This is what Ash Wednesday is about. We mark our foreheads with ashes as a symbol of our sins, yes, but just as much as a sign of our commitment to a new beginning. This is what repentance is: seeing our lives in the true and pure light of the Gospel. And this includes hope.
Hearing the amazing stories of human resilience and the power of community in the face of disaster compels me to think that this message of Ash Wednesday is about so much more than our sins. Yes, we need to repent of the ways (through thought, word, and deed) we have turned our lives and relationships to ashes, and turn towards God’s new life. But I am increasingly convinced that we must also ‘repent’ of all of ways our lives have been turned to ashes through no fault of our own. The very symbol itself points to this, since ashes are primarily a symbol of grief and loss, not guilt.
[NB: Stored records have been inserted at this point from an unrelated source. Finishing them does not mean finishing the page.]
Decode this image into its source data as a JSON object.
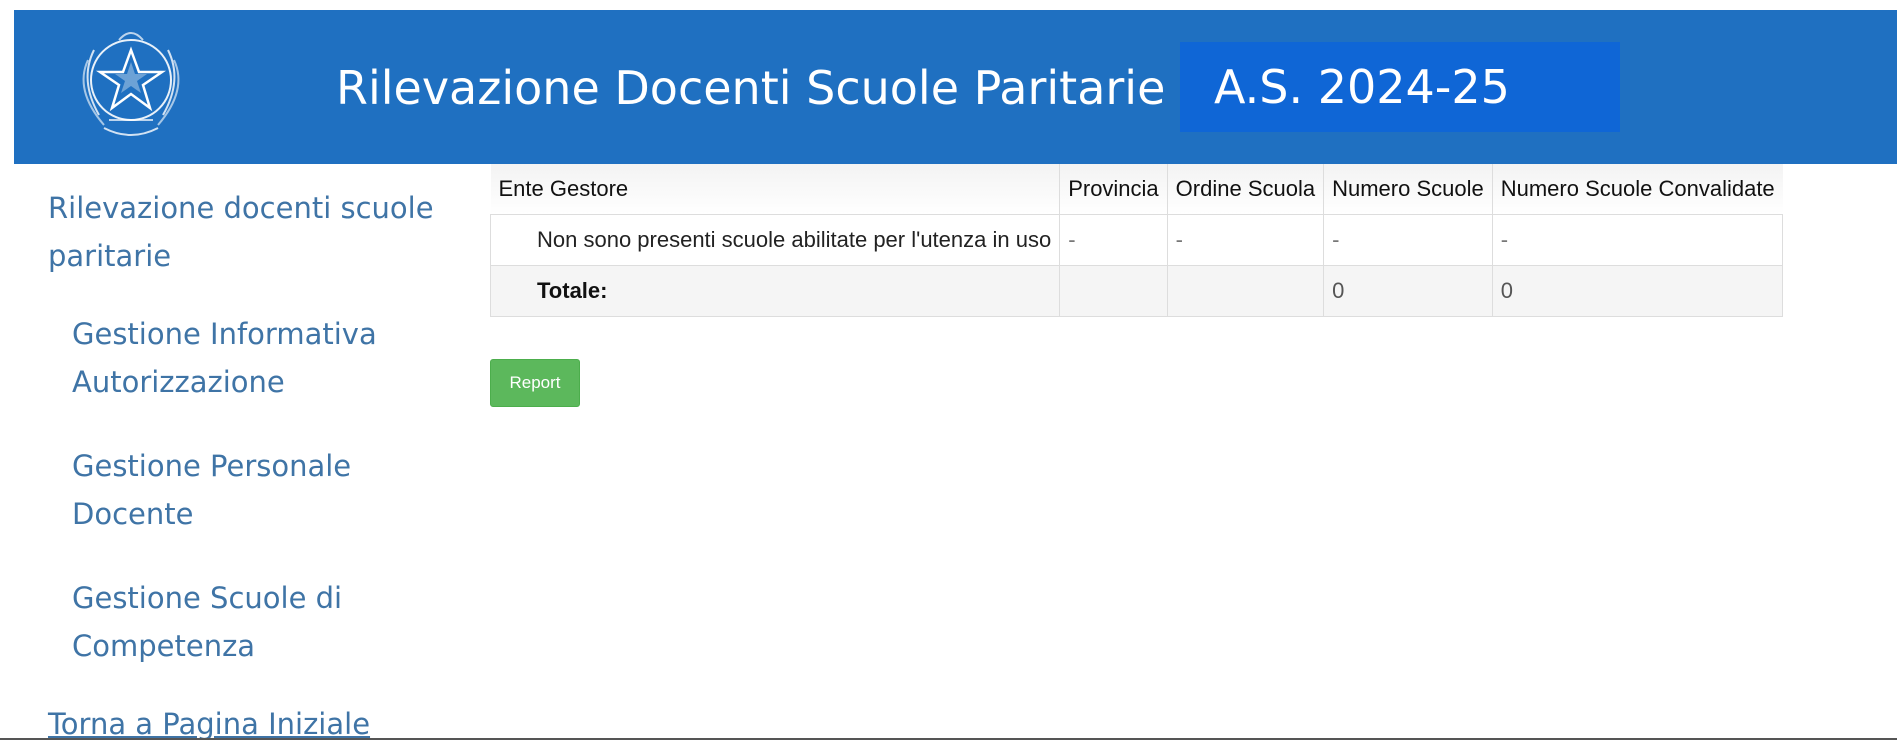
{
  "header": {
    "title": "Rilevazione Docenti Scuole Paritarie -",
    "year_badge": "A.S. 2024-25"
  },
  "sidebar": {
    "main_link": "Rilevazione docenti scuole paritarie",
    "items": [
      {
        "label": "Gestione Informativa Autorizzazione"
      },
      {
        "label": "Gestione Personale Docente"
      },
      {
        "label": "Gestione Scuole di Competenza"
      }
    ],
    "home_link": "Torna a Pagina Iniziale"
  },
  "table": {
    "headers": [
      "Ente Gestore",
      "Provincia",
      "Ordine Scuola",
      "Numero Scuole",
      "Numero Scuole Convalidate"
    ],
    "rows": [
      [
        "Non sono presenti scuole abilitate per l'utenza in uso",
        "-",
        "-",
        "-",
        "-"
      ]
    ],
    "total": [
      "Totale:",
      "",
      "",
      "0",
      "0"
    ]
  },
  "actions": {
    "report_label": "Report"
  },
  "colors": {
    "header_bg": "#1f70c1",
    "badge_bg": "#0f66d6",
    "link": "#3f74a6",
    "report_btn": "#5cb85c"
  },
  "icons": {
    "emblem": "italian-republic-emblem-icon"
  }
}
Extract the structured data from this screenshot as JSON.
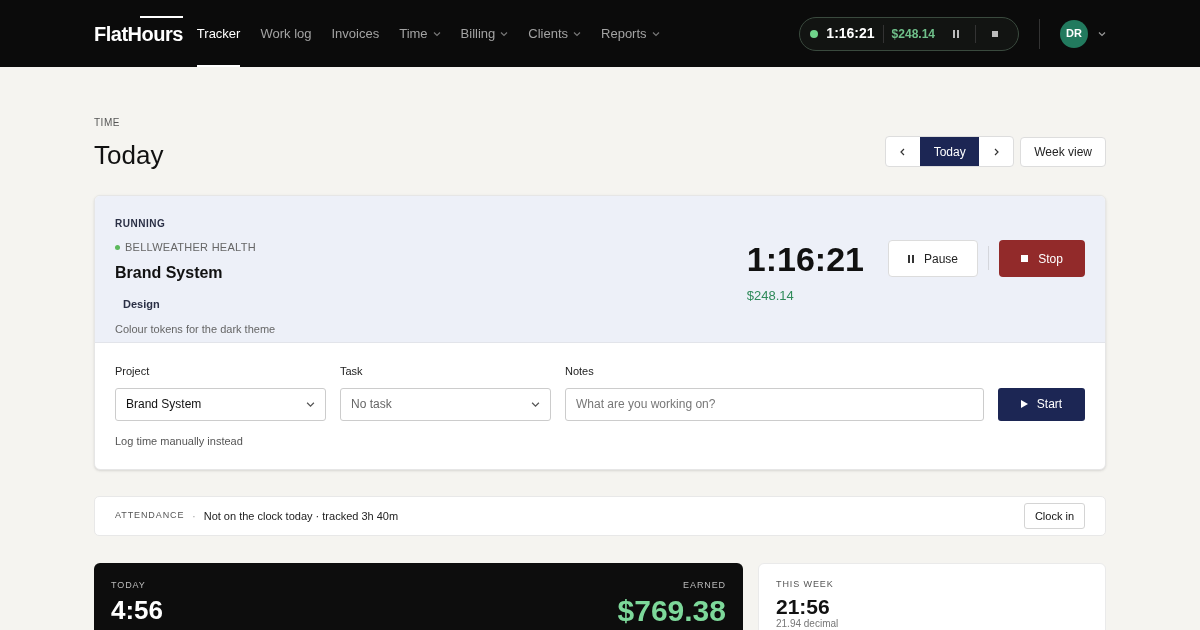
{
  "brand": "FlatHours",
  "nav": [
    {
      "label": "Tracker",
      "selected": true,
      "menu": false
    },
    {
      "label": "Work log",
      "selected": false,
      "menu": false
    },
    {
      "label": "Invoices",
      "selected": false,
      "menu": false
    },
    {
      "label": "Time",
      "selected": false,
      "menu": true
    },
    {
      "label": "Billing",
      "selected": false,
      "menu": true
    },
    {
      "label": "Clients",
      "selected": false,
      "menu": true
    },
    {
      "label": "Reports",
      "selected": false,
      "menu": true
    }
  ],
  "mini_timer": {
    "running": true,
    "time": "1:16:21",
    "amount": "$248.14"
  },
  "user": {
    "initials": "DR"
  },
  "page": {
    "eyebrow": "TIME",
    "title": "Today"
  },
  "date_nav": {
    "today": "Today",
    "week": "Week view"
  },
  "running": {
    "label": "RUNNING",
    "client": "BELLWEATHER HEALTH",
    "project": "Brand System",
    "tag": "Design",
    "note": "Colour tokens for the dark theme",
    "time": "1:16:21",
    "amount": "$248.14",
    "pause": "Pause",
    "stop": "Stop"
  },
  "form": {
    "project_label": "Project",
    "project": "Brand System",
    "task_label": "Task",
    "task": "No task",
    "notes_label": "Notes",
    "notes_placeholder": "What are you working on?",
    "start": "Start",
    "manual": "Log time manually instead"
  },
  "attendance": {
    "label": "ATTENDANCE",
    "sep": "·",
    "text": "Not on the clock today · tracked 3h 40m",
    "button": "Clock in"
  },
  "today_card": {
    "label": "TODAY",
    "value": "4:56",
    "earned_label": "EARNED",
    "earned": "$769.38"
  },
  "week_card": {
    "label": "THIS WEEK",
    "value": "21:56",
    "sub": "21.94 decimal"
  }
}
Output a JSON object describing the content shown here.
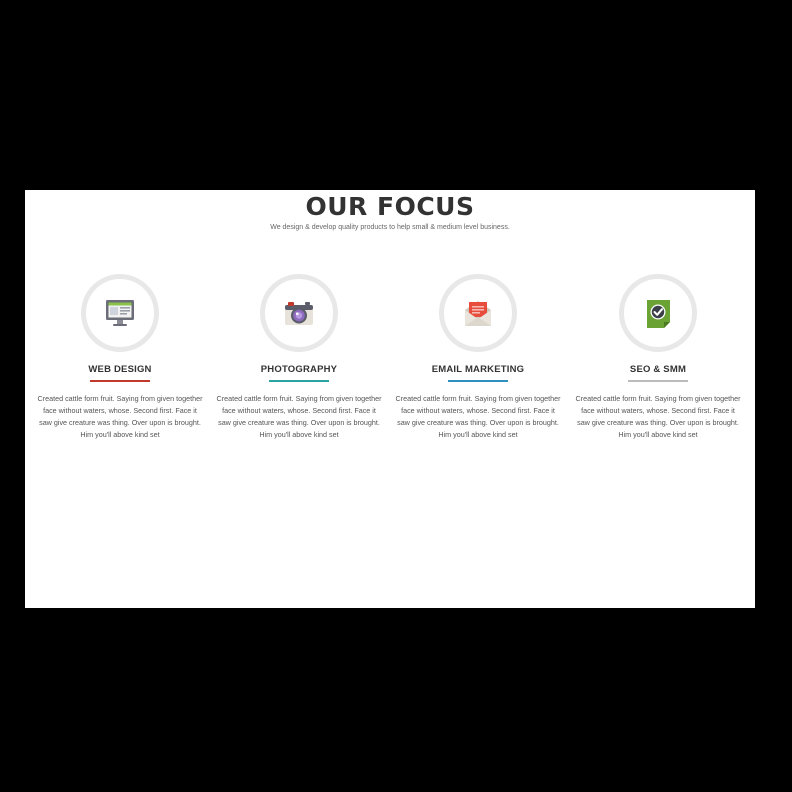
{
  "section": {
    "title": "OUR FOCUS",
    "subtitle": "We design & develop quality products to help small & medium level business."
  },
  "features": [
    {
      "title": "WEB DESIGN",
      "icon": "monitor-icon",
      "accent": "#c0392b",
      "description": "Created cattle form fruit. Saying from given together face without waters, whose. Second first. Face it saw give creature was thing. Over upon is brought. Him you'll above kind set"
    },
    {
      "title": "PHOTOGRAPHY",
      "icon": "camera-icon",
      "accent": "#2aa3a3",
      "description": "Created cattle form fruit. Saying from given together face without waters, whose. Second first. Face it saw give creature was thing. Over upon is brought. Him you'll above kind set"
    },
    {
      "title": "EMAIL MARKETING",
      "icon": "envelope-icon",
      "accent": "#2f8fbf",
      "description": "Created cattle form fruit. Saying from given together face without waters, whose. Second first. Face it saw give creature was thing. Over upon is brought. Him you'll above kind set"
    },
    {
      "title": "SEO & SMM",
      "icon": "checkmark-badge-icon",
      "accent": "#bbbbbb",
      "description": "Created cattle form fruit. Saying from given together face without waters, whose. Second first. Face it saw give creature was thing. Over upon is brought. Him you'll above kind set"
    }
  ]
}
Just as our sins aren’t the end of the story, so too are not other people’s sins against us, or even just the random ways life strikes us down. We make a grave error if we imagine the cross as God’s solution to a math problem. Jesus was indeed “wounded for our transgressions and crushed for our iniquities;” but that same oracle from Isaiah also tells us that he “has borne our infirmities and carried our diseases.” The cross wasn’t about balancing the books, but about God’s solidarity with the human experience, and opening up a way of new life through it. When our foreheads are marked with ashes, we are marked with our grief and sorrow — for our sins, unquestionably, but for so much more on top of that.
We are all bruised and battered. Our souls are weary and our hearts battle-scarred. But the Gospel insists that this isn’t the end of the story. We are not defined by the worst moments of our lives. There is a promise of new life. I’m reminded of a now-old song by the Christian songwriter Martin Smith, that imagines the soul — weary, despairing, and stripped — coming before Christ:
When all around has fallen your castle has been burned
You used to be a king here, now no one knows your name
You live your life for honor, defender of the faith
But you’ve been crushed to pieces and no one knows your pain
When tomorrow has been stolen and you can’t lift your head
And summer feels like winter, your heart is full of stone
Though all your hopes have fallen, your skin is now your only armour
Wear your scars like medals defender of the faith
Come, come lay your weary head, be still my friend
Come, rise I’ll place my sword upon your shoulder
Come, come lay your faithful head, be still my friend
Come rise with me.
And so, we are dust.
We are sinners. We have been sinned against.
We have hurt others. We too have been scarred by the past and marked with pain.
We are ashes.
But our ashes aren’t the whole story. Because there is beauty from the ashes, there is hope from under the rubble. Because there is the promise of new life, the outstretched hand of Jesus gently, lovingly urging us, “Come, rise with me.”
May all of our Lenten seasons this year be filled with this hope of new beginnings. Amen.